The warning follows British Airway's decision earlier this month to split its IT department into separate operational and strategy arms.
The airline's former chief information officer, Brian Wilson, resigned following the restructuring. BA insists that the new divisions will raise the profile of IT within the business.
Andy Mulholland, chief technology officer at Cap Gemini Ernst & Young said a clear distinction between IT operations and strategy divisions could work well in industries going through relatively little change by allowing them to focus on driving down costs and overheads.
But he warned that creating the two divisions could delay IT projects at the eleventh hour due to operational and strategy staff working in isolation. "The biggest danger is that people who do the strategy and operations become two tribes and find it difficult to communicate," he said.

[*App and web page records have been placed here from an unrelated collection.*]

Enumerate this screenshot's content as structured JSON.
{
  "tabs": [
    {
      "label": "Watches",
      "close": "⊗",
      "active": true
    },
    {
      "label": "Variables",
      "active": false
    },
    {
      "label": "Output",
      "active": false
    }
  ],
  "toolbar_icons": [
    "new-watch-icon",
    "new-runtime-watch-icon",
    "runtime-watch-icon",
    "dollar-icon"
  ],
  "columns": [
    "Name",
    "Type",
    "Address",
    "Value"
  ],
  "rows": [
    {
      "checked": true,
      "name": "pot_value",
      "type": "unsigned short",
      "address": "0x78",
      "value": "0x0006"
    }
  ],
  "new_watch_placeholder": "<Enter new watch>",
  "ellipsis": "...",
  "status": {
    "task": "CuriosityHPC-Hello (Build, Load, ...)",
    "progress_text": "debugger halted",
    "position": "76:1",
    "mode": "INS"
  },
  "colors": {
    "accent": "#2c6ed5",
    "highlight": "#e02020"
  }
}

"Big IT projects could take longer to get right. You get to the launch quicker, but have a number of operational issues to sort out. Only programme managers, for example, understand the details of what is really needed."
Analysts said the operational and strategy split was logical and would highlight the importance of IT strategy across the business.
But they also stressed that having two divisions could damage staff morale, if the e-business-based strategy projects are seen as more glamorous than the back-office functions, run by the operations division.